  • To draw some quick insights from some fake data
  • To look at your real-life strategy and critique it (for senior roles)
  • To role-play a client meeting

Tasks like these enable you to see how candidates would perform in the role, without having to dig into their work history.

If someone can do the job to a high standard, does it matter what their experience is? If done right, your blind hiring process will leave you confident that the candidate you hire has all the necessary skills, having tested them objectively.

Even if you implement all of the above - your hiring will still be swayed by bias unless you give yourself scoring criteria to judge against. Therefore, before you broadcast your open role to the world, make sure every work sample and interview question has its own scoring criteria. In other words, simply outline what a good, mediocre and bad answer might look like and then turn this into a 5 star scale like the one below...

Example of skill-based scoring system for work sample questions

In terms of your interview panel, you should have three reviewers.

This is to harness the power of ‘Crowd Wisdom’ - the rule of thumb that collective judgment is more accurate than that of an individual.

The more diverse your panel, the less biased the scores.

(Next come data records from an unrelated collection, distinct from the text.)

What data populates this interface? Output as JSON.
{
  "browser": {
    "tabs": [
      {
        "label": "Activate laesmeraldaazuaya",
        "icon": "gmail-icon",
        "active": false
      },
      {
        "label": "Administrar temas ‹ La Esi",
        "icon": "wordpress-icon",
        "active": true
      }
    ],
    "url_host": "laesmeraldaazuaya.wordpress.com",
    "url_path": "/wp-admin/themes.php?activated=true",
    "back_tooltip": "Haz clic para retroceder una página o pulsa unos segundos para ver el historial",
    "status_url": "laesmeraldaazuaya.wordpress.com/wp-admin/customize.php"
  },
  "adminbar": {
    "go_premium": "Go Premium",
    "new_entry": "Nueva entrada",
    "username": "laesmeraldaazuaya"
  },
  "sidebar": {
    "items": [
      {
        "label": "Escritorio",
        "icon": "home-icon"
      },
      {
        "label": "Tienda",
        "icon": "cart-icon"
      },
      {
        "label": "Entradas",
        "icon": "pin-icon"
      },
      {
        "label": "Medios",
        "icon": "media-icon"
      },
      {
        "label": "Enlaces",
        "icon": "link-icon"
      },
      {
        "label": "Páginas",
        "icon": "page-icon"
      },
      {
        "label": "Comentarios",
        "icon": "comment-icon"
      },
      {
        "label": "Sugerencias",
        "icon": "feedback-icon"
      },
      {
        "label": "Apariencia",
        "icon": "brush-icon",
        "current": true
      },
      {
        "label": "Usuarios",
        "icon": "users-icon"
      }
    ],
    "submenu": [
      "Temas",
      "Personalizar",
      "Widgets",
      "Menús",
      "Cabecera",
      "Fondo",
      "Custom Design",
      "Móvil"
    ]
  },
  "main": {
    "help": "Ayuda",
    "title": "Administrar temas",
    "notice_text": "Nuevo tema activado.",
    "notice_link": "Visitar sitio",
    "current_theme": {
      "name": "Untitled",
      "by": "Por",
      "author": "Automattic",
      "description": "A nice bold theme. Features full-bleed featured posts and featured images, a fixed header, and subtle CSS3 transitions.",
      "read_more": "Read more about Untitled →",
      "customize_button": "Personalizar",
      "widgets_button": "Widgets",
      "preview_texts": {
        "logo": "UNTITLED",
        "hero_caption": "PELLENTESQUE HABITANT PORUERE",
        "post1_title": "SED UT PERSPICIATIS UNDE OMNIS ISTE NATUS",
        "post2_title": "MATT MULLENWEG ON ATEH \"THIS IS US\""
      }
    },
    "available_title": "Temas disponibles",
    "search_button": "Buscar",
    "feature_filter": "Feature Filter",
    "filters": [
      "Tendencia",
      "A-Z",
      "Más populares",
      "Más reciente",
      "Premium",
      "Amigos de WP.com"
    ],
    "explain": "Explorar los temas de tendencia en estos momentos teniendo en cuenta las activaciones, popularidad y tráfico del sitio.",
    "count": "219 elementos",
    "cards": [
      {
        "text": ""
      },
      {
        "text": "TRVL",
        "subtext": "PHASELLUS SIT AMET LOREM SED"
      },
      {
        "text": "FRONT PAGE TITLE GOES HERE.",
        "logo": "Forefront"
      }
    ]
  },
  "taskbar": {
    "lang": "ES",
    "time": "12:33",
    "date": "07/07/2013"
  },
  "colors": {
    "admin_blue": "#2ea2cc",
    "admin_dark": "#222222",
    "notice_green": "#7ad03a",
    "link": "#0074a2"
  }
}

Why three? This number has been found to be the most optimal - adding any additional reviewers will bring diminishing returns.

Adding up scores will enable you to build a candidate leaderboard - so are grounded in actual performance, rather than preference.

Recruit ethically, empirically and efficiently with the Applied hiring platform

Applied helps companies embrace blind recruitment methods by creating a platform that eliminates conventional hiring practices in favour of a data-driven, anonymised approach.

We fervently believe that by removing unconscious bias from the hiring process, companies can build the best teams. By only hiring the best candidates for the job, leaders can increase employee retention and save on the myriad of costs associated with high turnover, whilst also ensuring that teams benefit from a diverse range of skills and perspectives.

By using our blind recruitment software, leaders can manage the entire hiring process from start to finish, from building job applications and work sample questions to scheduling and running interviews. They can also pinpoint exactly which channels are producing a high volume of skilled candidates and cut out unnecessary recruitment costs.

Interested in finding out more? Request a free demo of our recruitment platform today!